──────── Excerpted data ────────
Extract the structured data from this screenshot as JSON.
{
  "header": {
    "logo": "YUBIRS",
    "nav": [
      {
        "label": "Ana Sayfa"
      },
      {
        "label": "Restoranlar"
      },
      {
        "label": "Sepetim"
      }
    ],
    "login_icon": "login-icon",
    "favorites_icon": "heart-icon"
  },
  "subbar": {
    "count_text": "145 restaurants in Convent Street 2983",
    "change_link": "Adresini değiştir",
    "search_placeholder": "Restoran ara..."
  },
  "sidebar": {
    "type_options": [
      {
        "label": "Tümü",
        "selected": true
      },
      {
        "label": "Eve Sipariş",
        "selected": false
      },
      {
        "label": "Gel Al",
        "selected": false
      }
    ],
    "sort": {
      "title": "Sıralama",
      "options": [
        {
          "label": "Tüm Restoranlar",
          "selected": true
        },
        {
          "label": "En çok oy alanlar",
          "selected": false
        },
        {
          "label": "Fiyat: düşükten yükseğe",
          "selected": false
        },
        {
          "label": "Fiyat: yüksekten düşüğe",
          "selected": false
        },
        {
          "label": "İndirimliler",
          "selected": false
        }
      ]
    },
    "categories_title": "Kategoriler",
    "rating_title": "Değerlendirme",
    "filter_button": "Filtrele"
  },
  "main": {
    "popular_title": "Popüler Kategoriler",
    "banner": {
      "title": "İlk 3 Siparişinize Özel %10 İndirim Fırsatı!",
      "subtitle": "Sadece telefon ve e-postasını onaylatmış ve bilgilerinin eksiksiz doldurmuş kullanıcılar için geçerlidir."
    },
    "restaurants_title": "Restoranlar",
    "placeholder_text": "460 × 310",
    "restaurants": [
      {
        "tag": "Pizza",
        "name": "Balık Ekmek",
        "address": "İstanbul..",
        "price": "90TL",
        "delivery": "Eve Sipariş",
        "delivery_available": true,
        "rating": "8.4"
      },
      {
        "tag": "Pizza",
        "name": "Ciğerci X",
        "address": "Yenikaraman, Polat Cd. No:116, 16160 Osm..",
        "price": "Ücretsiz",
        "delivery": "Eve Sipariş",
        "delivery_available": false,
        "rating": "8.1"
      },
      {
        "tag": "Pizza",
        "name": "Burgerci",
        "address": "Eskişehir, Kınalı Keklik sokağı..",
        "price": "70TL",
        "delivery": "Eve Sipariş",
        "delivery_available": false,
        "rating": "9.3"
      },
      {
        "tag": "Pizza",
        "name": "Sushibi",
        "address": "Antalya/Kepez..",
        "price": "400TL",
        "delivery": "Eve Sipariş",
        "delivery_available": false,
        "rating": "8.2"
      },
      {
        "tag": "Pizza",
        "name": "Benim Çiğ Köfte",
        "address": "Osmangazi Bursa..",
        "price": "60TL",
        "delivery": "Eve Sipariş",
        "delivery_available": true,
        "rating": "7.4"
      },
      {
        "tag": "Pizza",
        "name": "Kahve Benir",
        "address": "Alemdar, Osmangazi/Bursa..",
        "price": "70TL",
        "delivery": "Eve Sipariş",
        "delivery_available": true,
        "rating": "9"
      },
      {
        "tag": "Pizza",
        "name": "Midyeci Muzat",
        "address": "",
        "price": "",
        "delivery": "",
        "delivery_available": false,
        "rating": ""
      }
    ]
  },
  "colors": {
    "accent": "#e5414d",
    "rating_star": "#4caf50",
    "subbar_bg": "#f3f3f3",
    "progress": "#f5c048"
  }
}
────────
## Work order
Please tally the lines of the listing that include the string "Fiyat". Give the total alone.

## Written solution
2